Mark Strand on Edward Hopper

Edward Hopper, Approaching a City, 1946 (Phillips Collection, Washington, D.C.)
Edward Hopper, Approaching a City, 1946 (Phillips Collection, Washington, D.C.)

A recently discovered essay on Edward Hopper by the late poet and artist Mark Strand.

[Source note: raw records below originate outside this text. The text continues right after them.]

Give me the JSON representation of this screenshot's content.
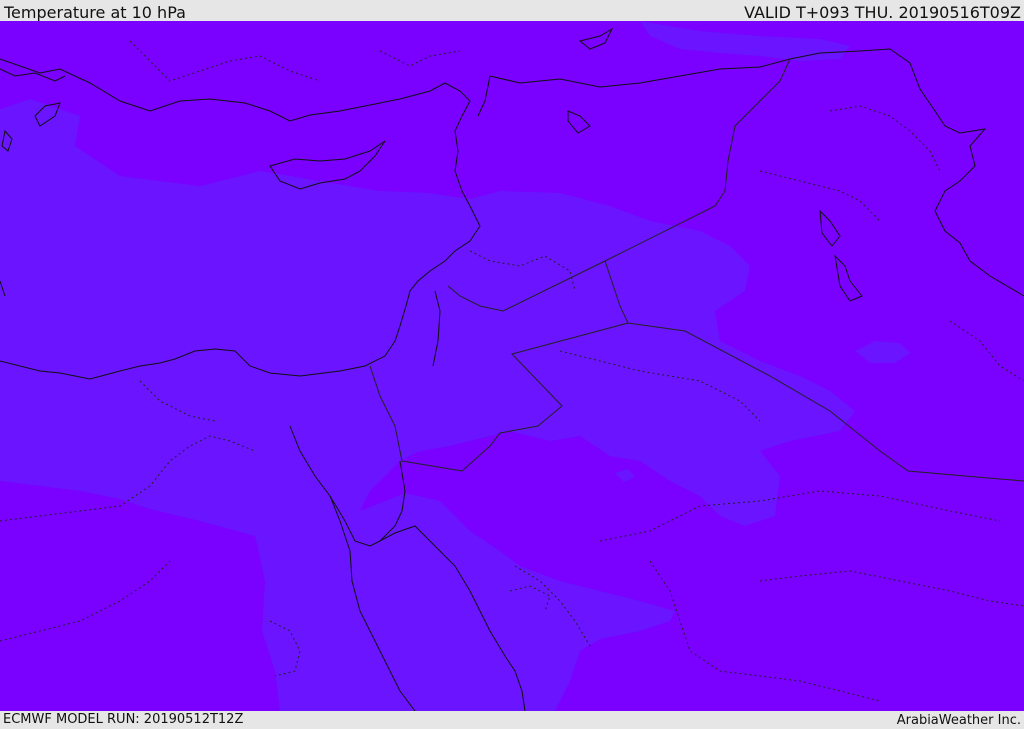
{
  "header": {
    "title": "Temperature at 10 hPa",
    "valid_time": "VALID T+093 THU. 20190516T09Z"
  },
  "footer": {
    "model_run": "ECMWF MODEL RUN: 20190512T12Z",
    "credit": "ArabiaWeather Inc."
  },
  "map": {
    "field": "temperature",
    "level": "10 hPa",
    "colors": {
      "background_band": "#7a00ff",
      "warmer_band": "#6a14ff",
      "warm_spot": "#6c1ef6",
      "coastline": "#111111",
      "border": "#222222"
    }
  }
}
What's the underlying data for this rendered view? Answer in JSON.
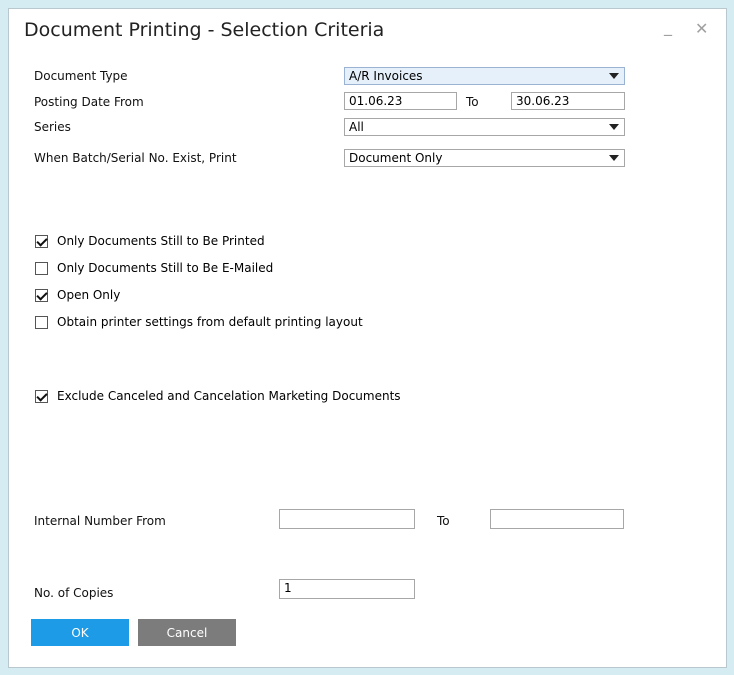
{
  "window": {
    "title": "Document Printing - Selection Criteria",
    "minimize": "_",
    "close": "✕"
  },
  "form": {
    "document_type": {
      "label": "Document Type",
      "value": "A/R Invoices"
    },
    "posting_date": {
      "label": "Posting Date From",
      "from": "01.06.23",
      "to_label": "To",
      "to": "30.06.23"
    },
    "series": {
      "label": "Series",
      "value": "All"
    },
    "batch_serial": {
      "label": "When Batch/Serial No. Exist, Print",
      "value": "Document Only"
    }
  },
  "checkboxes": [
    {
      "label": "Only Documents Still to Be Printed",
      "checked": true
    },
    {
      "label": "Only Documents Still to Be E-Mailed",
      "checked": false
    },
    {
      "label": "Open Only",
      "checked": true
    },
    {
      "label": "Obtain printer settings from default printing layout",
      "checked": false
    },
    {
      "label": "Exclude Canceled and Cancelation Marketing Documents",
      "checked": true
    }
  ],
  "internal_number": {
    "label": "Internal Number From",
    "from": "",
    "to_label": "To",
    "to": ""
  },
  "copies": {
    "label": "No. of Copies",
    "value": "1"
  },
  "buttons": {
    "ok": "OK",
    "cancel": "Cancel"
  }
}
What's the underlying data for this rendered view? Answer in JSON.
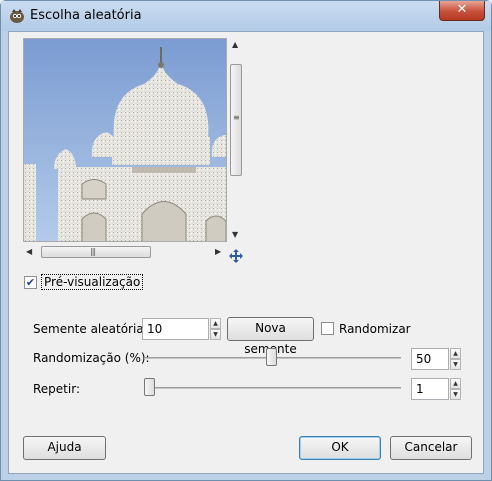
{
  "window": {
    "title": "Escolha aleatória",
    "close_glyph": "✕"
  },
  "preview": {
    "checkbox_label": "Pré-visualização",
    "checked": true,
    "image_name": "taj-mahal-preview",
    "nav_icon": "move-icon"
  },
  "seed": {
    "label": "Semente aleatória:",
    "value": "10",
    "new_seed_button": "Nova semente",
    "randomize_label": "Randomizar",
    "randomize_checked": false
  },
  "randomization": {
    "label": "Randomização (%):",
    "value": "50",
    "level": 50
  },
  "repeat": {
    "label": "Repetir:",
    "value": "1",
    "level": 1
  },
  "buttons": {
    "help": "Ajuda",
    "ok": "OK",
    "cancel": "Cancelar"
  },
  "colors": {
    "titlebar": "#bcd1e8",
    "default_border": "#3c7fb1",
    "close": "#c7503b"
  }
}
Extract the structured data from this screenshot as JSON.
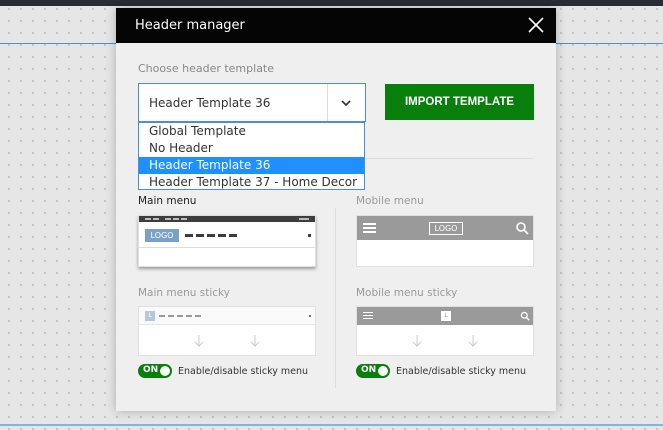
{
  "modal": {
    "title": "Header manager",
    "choose_label": "Choose header template",
    "selected_template": "Header Template 36",
    "import_button": "IMPORT TEMPLATE"
  },
  "dropdown": {
    "options": [
      "Global Template",
      "No Header",
      "Header Template 36",
      "Header Template 37 - Home Decor"
    ],
    "highlighted": "Header Template 36"
  },
  "sections": {
    "main_menu": "Main menu",
    "mobile_menu": "Mobile menu",
    "main_menu_sticky": "Main menu sticky",
    "mobile_menu_sticky": "Mobile menu sticky"
  },
  "previews": {
    "logo_text": "LOGO",
    "mini_logo_text": "L"
  },
  "toggles": {
    "main_sticky": {
      "state": "ON",
      "label": "Enable/disable sticky menu"
    },
    "mobile_sticky": {
      "state": "ON",
      "label": "Enable/disable sticky menu"
    }
  },
  "colors": {
    "accent_green": "#087e0b",
    "highlight_blue": "#1e90ff",
    "header_black": "#050505"
  },
  "icons": [
    "close-icon",
    "chevron-down-icon",
    "hamburger-icon",
    "search-icon",
    "arrow-down-icon"
  ]
}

Strand writes: "The coincidence of vision—his idea, vague at first, of what the painting might be—and the brute fact of the subject, its plain obdurate existence, just 'out there' with an absolutely insular existence. Until, that is, Edward Hopper sees something about it as a possible subject for a painting and this image with its possibilities lodges itself in Hopper’s imagination and the formation of the painting’s content begins—content being, of course, what the artist brings to his subject, that quality that makes it unmistakably his, so when we look at the painting of a building or an office or a gas station, we say it’s a Hopper. We don’t say it’s a gas station. By the time the gas station appears on canvas in its final form it has ceased being just a gas station. It has become Hopperized. It possesses something it never had before Hopper saw it as a possible subject for his painting. And for the artist, the painting exists, in part, as a mode of encountering himself. Although the encountered self may not correspond to the vision of possibility that a particular subject seemed to offer up. When Hopper said, in an interview with Brian O’Doherty, 'I’m after ME,' this is undoubtedly what he meant."